In the January letter, Jones argues that Matsch took issue with the land exchange, not the project itself and, therefore, the Forest Service should give the developers access so it could at least start construction, hopefully by summer 2018.
“The full environmental consequences of development ... has been likewise analyzed in the EIS (environmental impact statement),” Jones wrote. “No further analysis is needed.”
The groups argue that Matsch’s decision addresses the entire environmental review and Leavell-McCombs Joint Venture’s letter is out of line.
“This proposal flagrantly violates federal laws and LMJV’s own agreement to subject any access request to federal scrutiny,” said Travis Stills, an attorney representing the environmental groups. “We expect the Forest Service will honor the binding settlement agreement and federal court orders, even if LMJV does not.”
Calls to the Forest Service and Department of Justice were not returned.
For about 30 years, would-be developers Leavell-McCombs Joint Venture, led by Texas billionaire B.J. “Red” McCombs have tried to build a resort with the capacity for up 10,000 people on Wolf Creek Pass.
The project lacked access to a major road, U.S. Highway 160. Three years ago, however, the Forest Service approved a land exchange, which in effect gave the developers access to U.S. 160.
The Forest Service’s decision, however, was challenged by environmental groups that say the Forest Service didn’t consider environmental concerns and was influenced by McCombs and his political pressure.
Judge Match’s ruling in May called the Forest Service’s actions throughout the process an “artful dodge” to skirt its responsibility to protect public lands.
Matsch said the Forest Service displayed “bias” in its decision to approve the land swap, suggesting the agency relied on environmental reviews that favored the developers and their request.
“(The Forest Service) failed to consider important aspects of the issues before them, offered an explanation for their decision that runs counter to the evidence, failed to base their decision on consideration of the relevant factors and based their decision on an analysis that is contrary to law,” he wrote.

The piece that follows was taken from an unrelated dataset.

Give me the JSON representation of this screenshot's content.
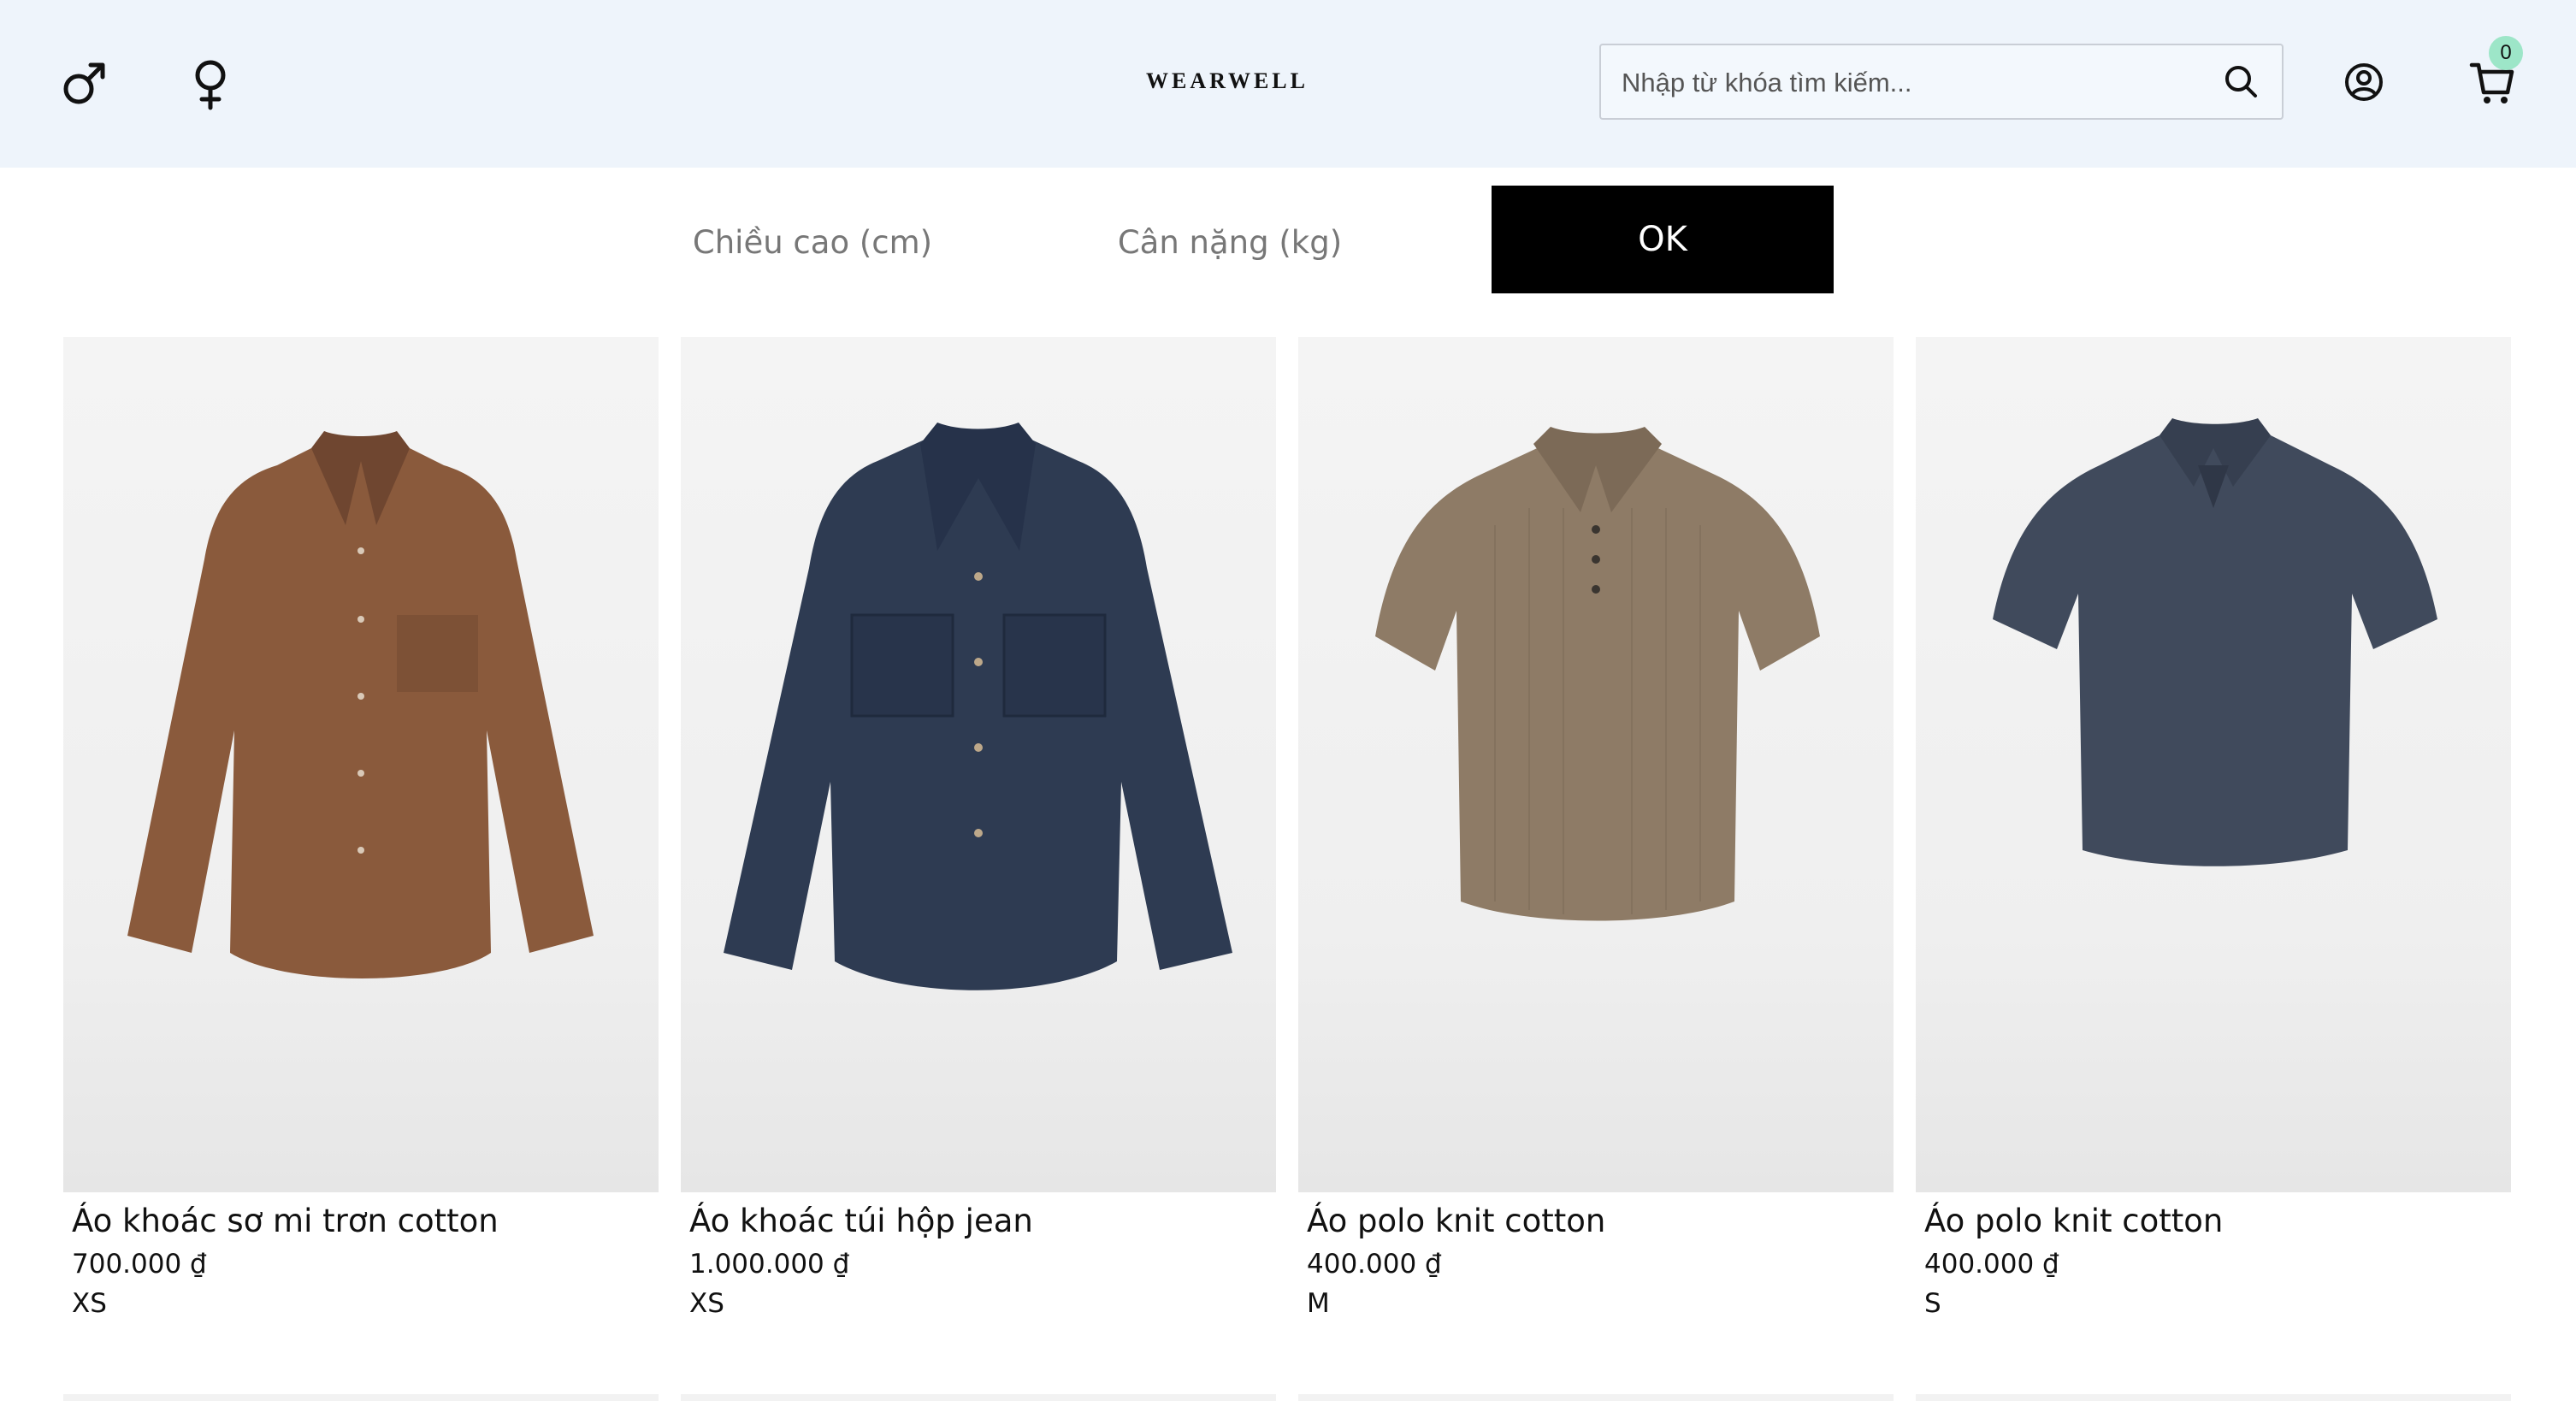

The Forest Service has stopped appealing Matsch’s decision, but Leavell-McCombs Joint Venture is still attempting to reverse it.
Environmental groups say the developers do not have the legal standing to carry out the process.